Cinema: Rise of the Planet of the Apes
“Get your stinking paws off me you damned dirty ape!” Not just the most quotable line of its originator, but also the one thing which links Rise of the Planet of the Apes to the 1968 original – aside from the primates themselves, of course.
The voice which speaks that line is an unlikely one though, none other than Tom Felton, known the Muggle world over as ‘evil’ wizard Draco Malfoy from Harry Potter, and unnervingly it’s accompanied by an American twang.
Felton plays Dodge Landon, a bully not entirely unlike Malfoy, who works at his father’s ape house, where the film’s monkey-like hero eventually finds himself.
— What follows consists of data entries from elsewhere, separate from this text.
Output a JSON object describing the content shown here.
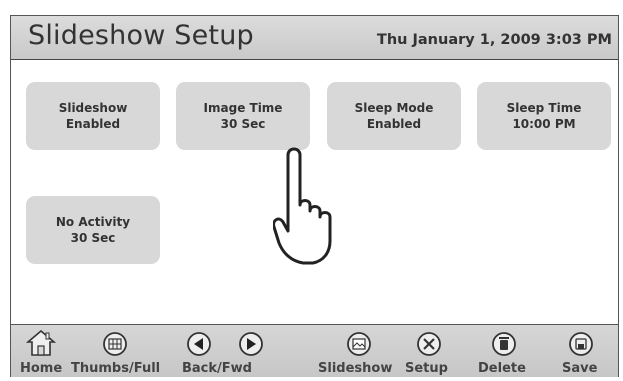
{
  "header": {
    "title": "Slideshow Setup",
    "datetime": "Thu January 1, 2009  3:03 PM"
  },
  "tiles": [
    {
      "line1": "Slideshow",
      "line2": "Enabled"
    },
    {
      "line1": "Image Time",
      "line2": "30 Sec"
    },
    {
      "line1": "Sleep Mode",
      "line2": "Enabled"
    },
    {
      "line1": "Sleep Time",
      "line2": "10:00 PM"
    },
    {
      "line1": "No Activity",
      "line2": "30 Sec"
    }
  ],
  "toolbar": {
    "home": "Home",
    "thumbs": "Thumbs/Full",
    "backfwd": "Back/Fwd",
    "slideshow": "Slideshow",
    "setup": "Setup",
    "delete": "Delete",
    "save": "Save"
  },
  "icons": {
    "home": "home-icon",
    "thumbs": "grid-icon",
    "back": "back-arrow-icon",
    "forward": "forward-arrow-icon",
    "slideshow": "picture-icon",
    "setup": "tools-icon",
    "delete": "trash-icon",
    "save": "disk-icon",
    "pointer": "hand-pointer-icon"
  }
}
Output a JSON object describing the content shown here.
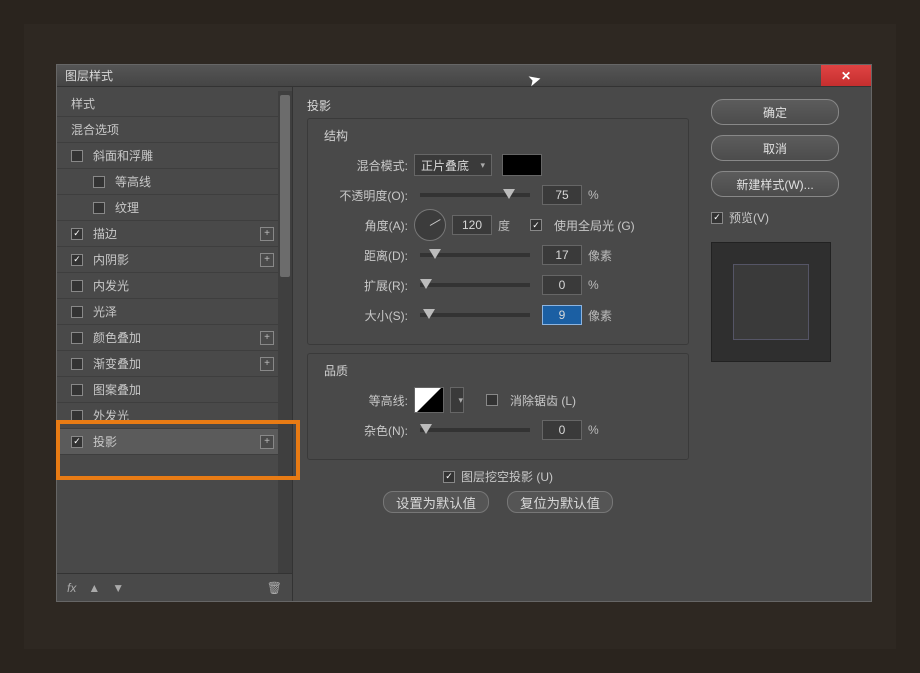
{
  "dialog_title": "图层样式",
  "sidebar": {
    "items": [
      {
        "label": "样式",
        "chk": null
      },
      {
        "label": "混合选项",
        "chk": null
      },
      {
        "label": "斜面和浮雕",
        "chk": false
      },
      {
        "label": "等高线",
        "chk": false,
        "indent": true
      },
      {
        "label": "纹理",
        "chk": false,
        "indent": true
      },
      {
        "label": "描边",
        "chk": true,
        "plus": true
      },
      {
        "label": "内阴影",
        "chk": true,
        "plus": true
      },
      {
        "label": "内发光",
        "chk": false
      },
      {
        "label": "光泽",
        "chk": false
      },
      {
        "label": "颜色叠加",
        "chk": false,
        "plus": true
      },
      {
        "label": "渐变叠加",
        "chk": false,
        "plus": true
      },
      {
        "label": "图案叠加",
        "chk": false
      },
      {
        "label": "外发光",
        "chk": false
      },
      {
        "label": "投影",
        "chk": true,
        "plus": true,
        "active": true
      }
    ],
    "fx": "fx",
    "up": "▲",
    "down": "▼",
    "trash": "🗑"
  },
  "panel_title": "投影",
  "structure": {
    "legend": "结构",
    "blend_label": "混合模式:",
    "blend_value": "正片叠底",
    "opacity_label": "不透明度(O):",
    "opacity_value": "75",
    "angle_label": "角度(A):",
    "angle_value": "120",
    "angle_unit": "度",
    "global_light": "使用全局光 (G)",
    "distance_label": "距离(D):",
    "distance_value": "17",
    "spread_label": "扩展(R):",
    "spread_value": "0",
    "size_label": "大小(S):",
    "size_value": "9",
    "px_unit": "像素",
    "pct_unit": "%"
  },
  "quality": {
    "legend": "品质",
    "contour_label": "等高线:",
    "antialias": "消除锯齿 (L)",
    "noise_label": "杂色(N):",
    "noise_value": "0"
  },
  "knockout": "图层挖空投影 (U)",
  "reset_btn": "设置为默认值",
  "revert_btn": "复位为默认值",
  "right": {
    "ok": "确定",
    "cancel": "取消",
    "new_style": "新建样式(W)...",
    "preview": "预览(V)"
  },
  "close_x": "✕"
}
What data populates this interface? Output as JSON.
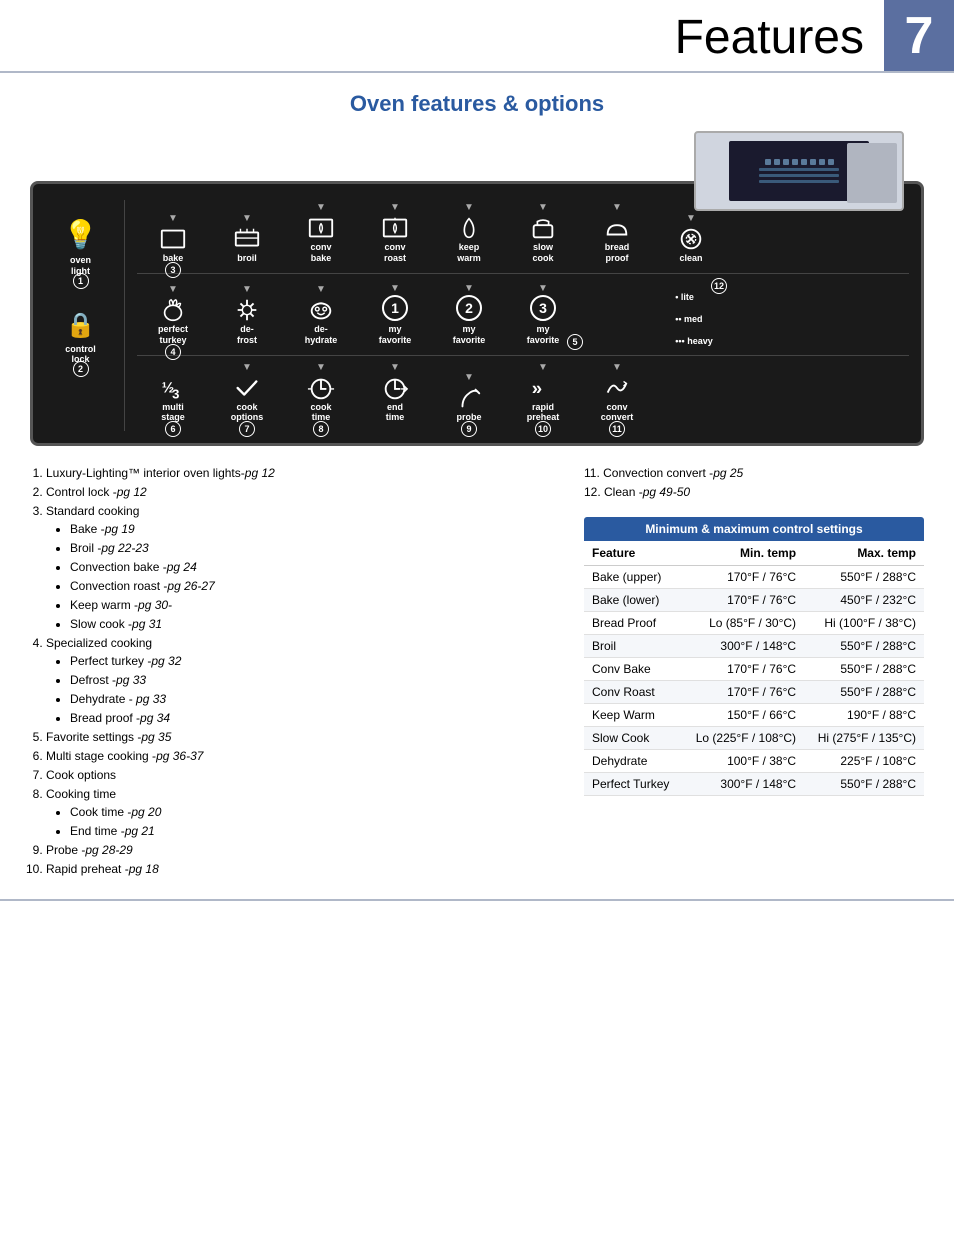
{
  "header": {
    "title": "Features",
    "page_number": "7"
  },
  "section_title": "Oven features & options",
  "panel": {
    "row1_keys": [
      {
        "symbol": "💡",
        "label": "oven\nlight",
        "has_arrow": false,
        "badge": "1"
      },
      {
        "symbol": "□",
        "label": "bake",
        "has_arrow": true,
        "badge": "3"
      },
      {
        "symbol": "⊓⊓",
        "label": "broil",
        "has_arrow": true
      },
      {
        "symbol": "⊓Y",
        "label": "conv\nbake",
        "has_arrow": true
      },
      {
        "symbol": "⊓Ŷ",
        "label": "conv\nroast",
        "has_arrow": true
      },
      {
        "symbol": "∫",
        "label": "keep\nwarm",
        "has_arrow": true
      },
      {
        "symbol": "□",
        "label": "slow\ncook",
        "has_arrow": true
      },
      {
        "symbol": "⌂",
        "label": "bread\nproof",
        "has_arrow": true
      },
      {
        "symbol": "❋",
        "label": "clean",
        "has_arrow": true
      }
    ],
    "row2_keys": [
      {
        "symbol": "🔒",
        "label": "control\nlock",
        "has_arrow": false,
        "badge": "2"
      },
      {
        "symbol": "🍗",
        "label": "perfect\nturkey",
        "has_arrow": true,
        "badge": "4"
      },
      {
        "symbol": "❄️",
        "label": "de-\nfrost",
        "has_arrow": true
      },
      {
        "symbol": "💧",
        "label": "de-\nhydrate",
        "has_arrow": true
      },
      {
        "symbol": "①",
        "label": "my\nfavorite",
        "has_arrow": true
      },
      {
        "symbol": "②",
        "label": "my\nfavorite",
        "has_arrow": true
      },
      {
        "symbol": "③",
        "label": "my\nfavorite",
        "has_arrow": true,
        "badge": "5"
      }
    ],
    "row3_keys": [
      {
        "symbol": "½\n3",
        "label": "multi\nstage",
        "has_arrow": false,
        "badge": "6"
      },
      {
        "symbol": "✓",
        "label": "cook\noptions",
        "has_arrow": true,
        "badge": "7"
      },
      {
        "symbol": "↔",
        "label": "cook\ntime",
        "has_arrow": true,
        "badge": "8"
      },
      {
        "symbol": "→|",
        "label": "end\ntime",
        "has_arrow": true
      },
      {
        "symbol": "⌒",
        "label": "probe",
        "has_arrow": true,
        "badge": "9"
      },
      {
        "symbol": "»",
        "label": "rapid\npreheat",
        "has_arrow": true,
        "badge": "10"
      },
      {
        "symbol": "⋈",
        "label": "conv\nconvert",
        "has_arrow": true,
        "badge": "11"
      }
    ],
    "right_indicators": [
      "lite",
      "med",
      "heavy"
    ],
    "indicator_badge": "12"
  },
  "notes": {
    "left_items": [
      "1. Luxury-Lighting™ interior oven lights-pg 12",
      "2. Control lock -pg 12",
      "3. Standard cooking",
      "• Bake -pg 19",
      "• Broil -pg 22-23",
      "• Convection bake -pg 24",
      "• Convection roast -pg 26-27",
      "• Keep warm -pg 30-",
      "• Slow cook -pg 31",
      "4. Specialized cooking",
      "• Perfect turkey -pg 32",
      "• Defrost -pg 33",
      "• Dehydrate - pg 33",
      "• Bread proof  -pg 34",
      "5. Favorite settings -pg 35",
      "6. Multi stage cooking -pg 36-37",
      "7. Cook options",
      "8. Cooking time",
      "• Cook time -pg 20",
      "• End time -pg 21",
      "9. Probe -pg 28-29",
      "10. Rapid preheat -pg 18"
    ],
    "right_items": [
      "11. Convection convert -pg 25",
      "12. Clean -pg 49-50"
    ]
  },
  "table": {
    "title": "Minimum & maximum control settings",
    "headers": [
      "Feature",
      "Min. temp",
      "Max. temp"
    ],
    "rows": [
      [
        "Bake (upper)",
        "170°F / 76°C",
        "550°F / 288°C"
      ],
      [
        "Bake (lower)",
        "170°F / 76°C",
        "450°F / 232°C"
      ],
      [
        "Bread Proof",
        "Lo (85°F / 30°C)",
        "Hi (100°F / 38°C)"
      ],
      [
        "Broil",
        "300°F / 148°C",
        "550°F / 288°C"
      ],
      [
        "Conv Bake",
        "170°F / 76°C",
        "550°F / 288°C"
      ],
      [
        "Conv Roast",
        "170°F / 76°C",
        "550°F / 288°C"
      ],
      [
        "Keep  Warm",
        "150°F / 66°C",
        "190°F / 88°C"
      ],
      [
        "Slow Cook",
        "Lo (225°F / 108°C)",
        "Hi (275°F / 135°C)"
      ],
      [
        "Dehydrate",
        "100°F / 38°C",
        "225°F / 108°C"
      ],
      [
        "Perfect Turkey",
        "300°F / 148°C",
        "550°F / 288°C"
      ]
    ]
  }
}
The story focuses on the scientific exploits of Will Rodman (James Franco), who is testing a new drug therapy, designed to cure Alzheimers, on the apes. After an incident, Rodman winds up with a baby ape, which he names Caeser, to take care of at home and he raises it as a son, teaching it sign language and converting the attic into a playground-like room, but he soon realises this animal is less than ordinary thanks to Caeser’s mother being given the drug.
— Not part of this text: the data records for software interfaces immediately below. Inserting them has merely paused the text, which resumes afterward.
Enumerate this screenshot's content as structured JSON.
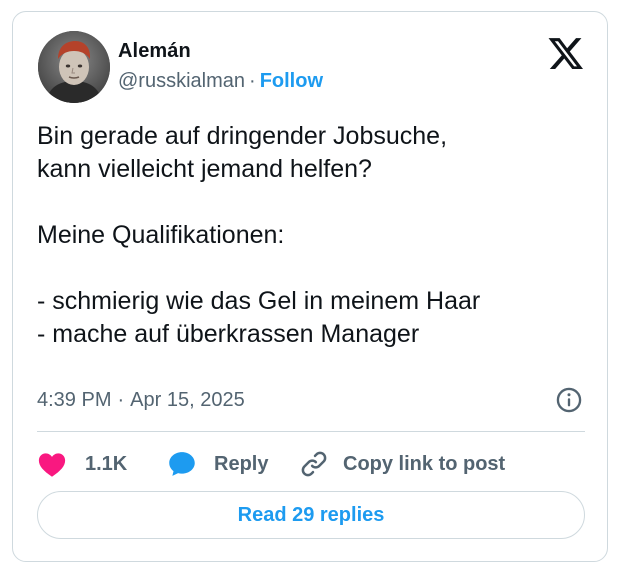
{
  "author": {
    "display_name": "Alemán",
    "handle": "@russkialman",
    "follow_label": "Follow"
  },
  "tweet": {
    "text": "Bin gerade auf dringender Jobsuche,\nkann vielleicht jemand helfen?\n\nMeine Qualifikationen:\n\n- schmierig wie das Gel in meinem Haar\n- mache auf überkrassen Manager",
    "time": "4:39 PM",
    "date": "Apr 15, 2025"
  },
  "actions": {
    "likes_count": "1.1K",
    "reply_label": "Reply",
    "copy_link_label": "Copy link to post"
  },
  "footer": {
    "read_replies_label": "Read 29 replies"
  },
  "icons": {
    "platform_logo": "x-logo-icon",
    "info": "info-icon",
    "like": "heart-icon",
    "reply": "speech-bubble-icon",
    "copy_link": "link-icon"
  },
  "colors": {
    "accent": "#1d9bf0",
    "like": "#f91880",
    "text": "#0f1419",
    "muted": "#536471",
    "border": "#cfd9de"
  }
}
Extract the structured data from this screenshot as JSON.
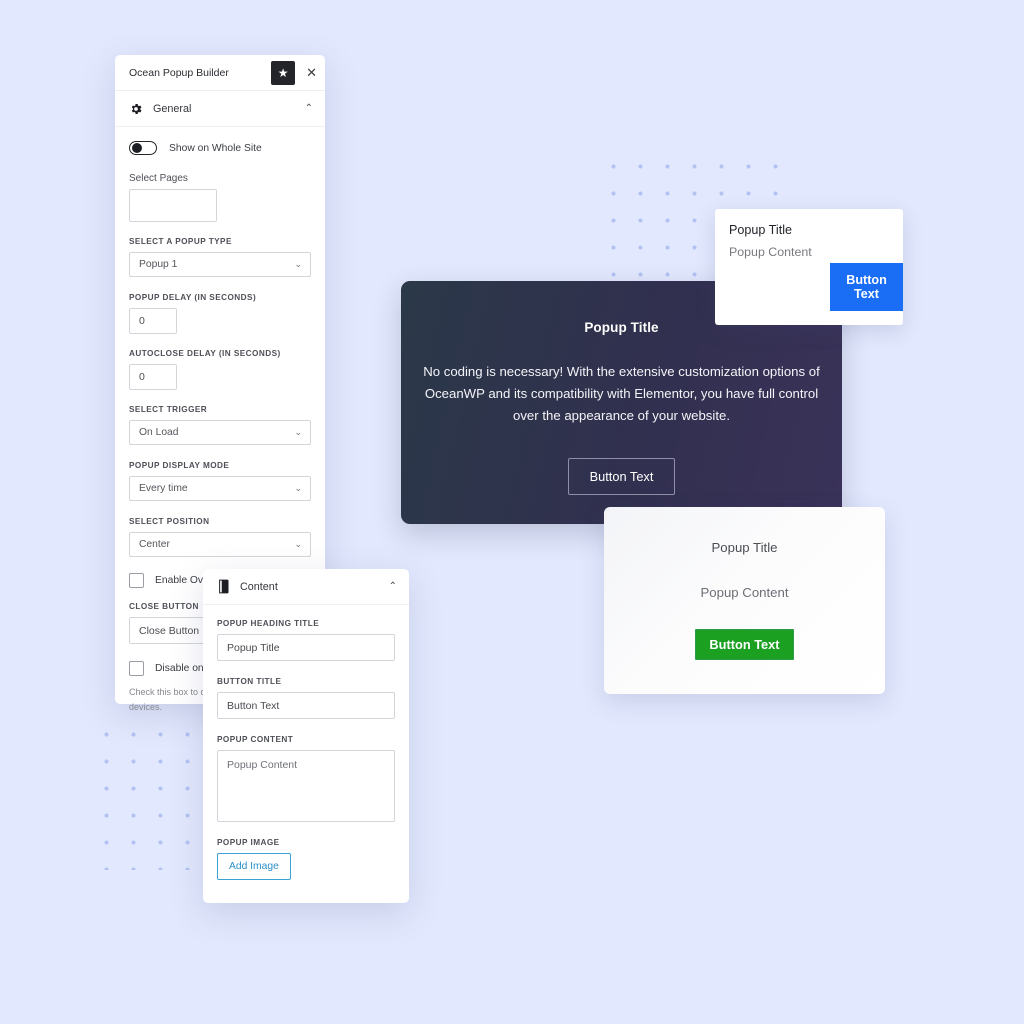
{
  "page": {
    "background_color": "#e2e8fd",
    "accent_blue": "#1a6ef5",
    "accent_green": "#1ba022",
    "dot_color": "#a9bdf0"
  },
  "general_panel": {
    "title": "Ocean Popup Builder",
    "star_icon": "star-icon",
    "close_icon": "close-icon",
    "section": {
      "icon": "gear-icon",
      "label": "General",
      "collapse_icon": "chevron-up-icon"
    },
    "toggle": {
      "label": "Show on Whole Site",
      "state": "off"
    },
    "select_pages": {
      "label": "Select Pages",
      "value": ""
    },
    "popup_type": {
      "label": "SELECT A POPUP TYPE",
      "value": "Popup 1",
      "options": [
        "Popup 1"
      ]
    },
    "popup_delay": {
      "label": "POPUP DELAY (IN SECONDS)",
      "value": "0"
    },
    "autoclose_delay": {
      "label": "AUTOCLOSE DELAY (IN SECONDS)",
      "value": "0"
    },
    "select_trigger": {
      "label": "SELECT TRIGGER",
      "value": "On Load",
      "options": [
        "On Load"
      ]
    },
    "display_mode": {
      "label": "POPUP DISPLAY MODE",
      "value": "Every time",
      "options": [
        "Every time"
      ]
    },
    "select_position": {
      "label": "SELECT POSITION",
      "value": "Center",
      "options": [
        "Center"
      ]
    },
    "enable_overlay": {
      "label": "Enable Overlay:",
      "checked": false
    },
    "close_button": {
      "label": "CLOSE BUTTON",
      "value": "Close Button"
    },
    "disable_on_mobile": {
      "label": "Disable on M",
      "checked": false,
      "helper_line_1": "Check this box to d",
      "helper_line_2": "devices."
    }
  },
  "content_panel": {
    "section": {
      "icon": "book-icon",
      "label": "Content",
      "collapse_icon": "chevron-up-icon"
    },
    "heading_title": {
      "label": "POPUP HEADING TITLE",
      "value": "Popup Title"
    },
    "button_title": {
      "label": "BUTTON TITLE",
      "value": "Button Text"
    },
    "popup_content": {
      "label": "POPUP CONTENT",
      "value": "Popup Content"
    },
    "popup_image": {
      "label": "POPUP IMAGE",
      "button_label": "Add Image"
    }
  },
  "preview_dark": {
    "title": "Popup Title",
    "body": "No coding is necessary! With the extensive customization options of OceanWP and its compatibility with Elementor, you have full control over the appearance of your website.",
    "button_label": "Button Text"
  },
  "preview_blue": {
    "title": "Popup Title",
    "content": "Popup Content",
    "button_label": "Button Text"
  },
  "preview_green": {
    "title": "Popup Title",
    "content": "Popup Content",
    "button_label": "Button Text"
  }
}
Using this knowledge Rodman tests the drug on his father, played spectacularly by former Trinity Killer (in Dexter) John Lithgow, who regains his mind from the clutches of the heart-breaking disease. The ape evolution in Caeser (a motion capture performance by former Gollum Andy Serkis) quickly turns to revolution as his animal instincts kick in and the magic compound spreads.
The action-spectacular climax of the film should be the most significant moment, but instead, strangely it’s where glass house cracks. In previous films, the apes would talk as casually as their human co-stars, talking down to them as intellectual inferiors, but this film takes the realism aspect very seriously. So seriously in fact that the creatures are animated using Avatar‘s space-age technology, creating the most photo-real computer generated mammals seen on celluloid. But the suspension of disbelief is suddenly shattered as soon as Caeser utters a single word, somehow, it seems, this is a step too far.
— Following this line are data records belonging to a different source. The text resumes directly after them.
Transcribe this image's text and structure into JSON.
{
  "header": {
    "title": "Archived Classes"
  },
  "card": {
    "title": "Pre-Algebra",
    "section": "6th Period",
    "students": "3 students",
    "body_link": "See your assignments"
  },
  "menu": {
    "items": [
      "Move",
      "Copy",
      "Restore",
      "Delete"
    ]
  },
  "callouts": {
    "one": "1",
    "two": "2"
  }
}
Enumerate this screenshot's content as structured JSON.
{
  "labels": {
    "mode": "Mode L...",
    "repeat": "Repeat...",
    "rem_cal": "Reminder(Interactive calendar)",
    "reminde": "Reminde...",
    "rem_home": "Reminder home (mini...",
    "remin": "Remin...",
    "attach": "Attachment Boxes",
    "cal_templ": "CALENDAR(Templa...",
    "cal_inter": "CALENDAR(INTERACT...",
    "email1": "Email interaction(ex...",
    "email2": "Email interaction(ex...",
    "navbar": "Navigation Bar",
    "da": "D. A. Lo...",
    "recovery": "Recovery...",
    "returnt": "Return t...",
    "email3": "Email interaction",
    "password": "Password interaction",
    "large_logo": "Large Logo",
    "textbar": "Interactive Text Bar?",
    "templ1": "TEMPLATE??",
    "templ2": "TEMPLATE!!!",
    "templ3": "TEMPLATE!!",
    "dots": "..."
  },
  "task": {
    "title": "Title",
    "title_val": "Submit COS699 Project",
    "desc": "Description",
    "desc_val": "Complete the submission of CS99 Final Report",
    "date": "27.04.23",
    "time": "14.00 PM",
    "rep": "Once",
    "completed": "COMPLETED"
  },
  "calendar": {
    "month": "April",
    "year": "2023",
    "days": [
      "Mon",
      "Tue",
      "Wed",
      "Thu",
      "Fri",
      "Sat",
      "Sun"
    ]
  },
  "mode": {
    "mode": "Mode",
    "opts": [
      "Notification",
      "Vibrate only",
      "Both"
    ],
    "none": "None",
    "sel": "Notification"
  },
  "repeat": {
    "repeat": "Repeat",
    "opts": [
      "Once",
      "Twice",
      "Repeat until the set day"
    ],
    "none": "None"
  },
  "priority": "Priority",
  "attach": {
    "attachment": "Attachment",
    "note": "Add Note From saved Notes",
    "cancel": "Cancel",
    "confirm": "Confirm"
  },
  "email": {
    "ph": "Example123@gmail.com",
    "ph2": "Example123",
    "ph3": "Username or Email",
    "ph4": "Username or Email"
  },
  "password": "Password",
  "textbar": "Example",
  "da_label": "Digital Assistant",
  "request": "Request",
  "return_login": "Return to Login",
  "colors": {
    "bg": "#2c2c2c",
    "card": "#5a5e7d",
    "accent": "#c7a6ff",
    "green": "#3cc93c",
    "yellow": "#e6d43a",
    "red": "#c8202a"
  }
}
Character takes a back seat in the final act as it becomes a jaw-dropping action-based chase through the city, and Franco’s usually impressive skills are lost as he haplessly follows the path of destruction. Still, supporting players such as Lithgow and Brian Cox, who plays Dodge’s ape house-owning dad, act as the voice of reason amid the mounting chaos. Also there’s a long-overdue return to screen for former Spooks actor David Oyelowo, who is the stereotypical money-hungry suit bankrolling Rodman’s research, and succeeds in playing it right down to the ground, making the audience almost feel sorry for him for his naivety to the situation as it unfolds.
By the end you will be entertained though and dazled by the effects, the presentation of Caesar testament to Serkis’ performance and the capabilities of today’s effects wizzards. It is though, despite the Golden Gate Bridge conclusion, a character study kore than anything else, and a moving and involving one at that. All hail Caesar!
By James Parry.
Rise of the planet of the Apes is out now courtesy of Twentieth Century Fox.